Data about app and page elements
[Start of section]

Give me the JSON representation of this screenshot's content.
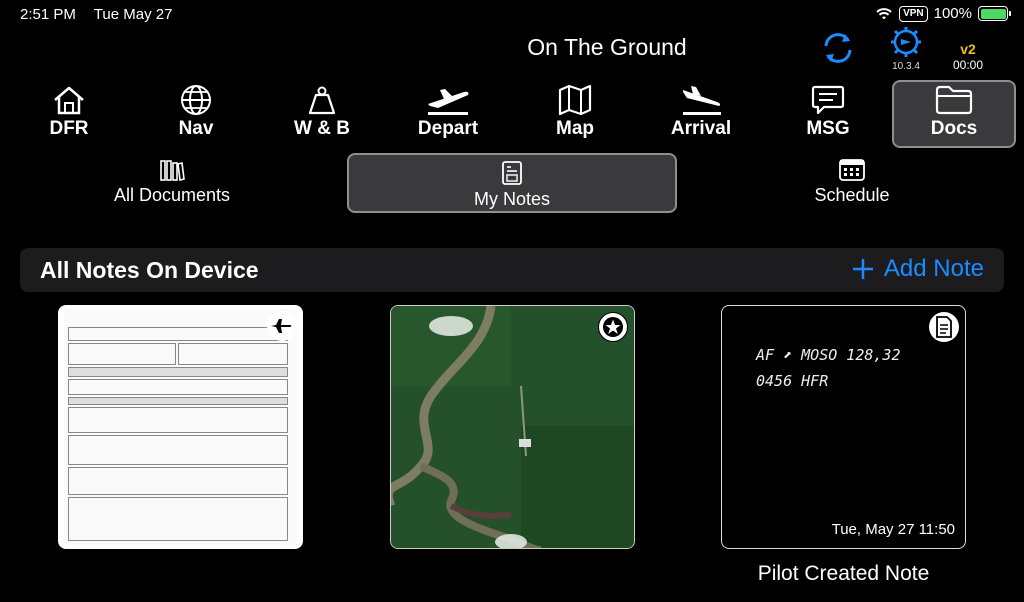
{
  "status_bar": {
    "time": "2:51 PM",
    "date": "Tue May 27",
    "vpn": "VPN",
    "battery_pct": "100%"
  },
  "header": {
    "title": "On The Ground",
    "app_version": "10.3.4",
    "version_tag": "v2",
    "timer": "00:00"
  },
  "nav": [
    {
      "label": "DFR",
      "icon": "house-icon"
    },
    {
      "label": "Nav",
      "icon": "globe-icon"
    },
    {
      "label": "W & B",
      "icon": "weight-icon"
    },
    {
      "label": "Depart",
      "icon": "plane-departure-icon"
    },
    {
      "label": "Map",
      "icon": "map-icon"
    },
    {
      "label": "Arrival",
      "icon": "plane-arrival-icon"
    },
    {
      "label": "MSG",
      "icon": "message-icon"
    },
    {
      "label": "Docs",
      "icon": "folder-icon"
    }
  ],
  "subnav": [
    {
      "label": "All Documents",
      "icon": "books-icon"
    },
    {
      "label": "My Notes",
      "icon": "note-icon"
    },
    {
      "label": "Schedule",
      "icon": "calendar-icon"
    }
  ],
  "section": {
    "title": "All Notes On Device",
    "add_label": "Add Note"
  },
  "notes": [
    {
      "type": "document",
      "badge": "plane-icon"
    },
    {
      "type": "map",
      "badge": "star-icon"
    },
    {
      "type": "handwritten",
      "badge": "document-icon",
      "line1": "AF ⬈ MOSO   128,32",
      "line2": "0456   HFR",
      "date": "Tue, May 27  11:50",
      "caption": "Pilot Created Note"
    }
  ],
  "colors": {
    "accent": "#1a8cff",
    "active_bg": "#3a3a3c",
    "version": "#e8c21b",
    "battery": "#4cd964"
  }
}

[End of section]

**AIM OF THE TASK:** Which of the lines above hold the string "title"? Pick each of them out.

**RESULT OF THE EXERCISE:**
    "title": "On The Ground",
    "title": "All Notes On Device",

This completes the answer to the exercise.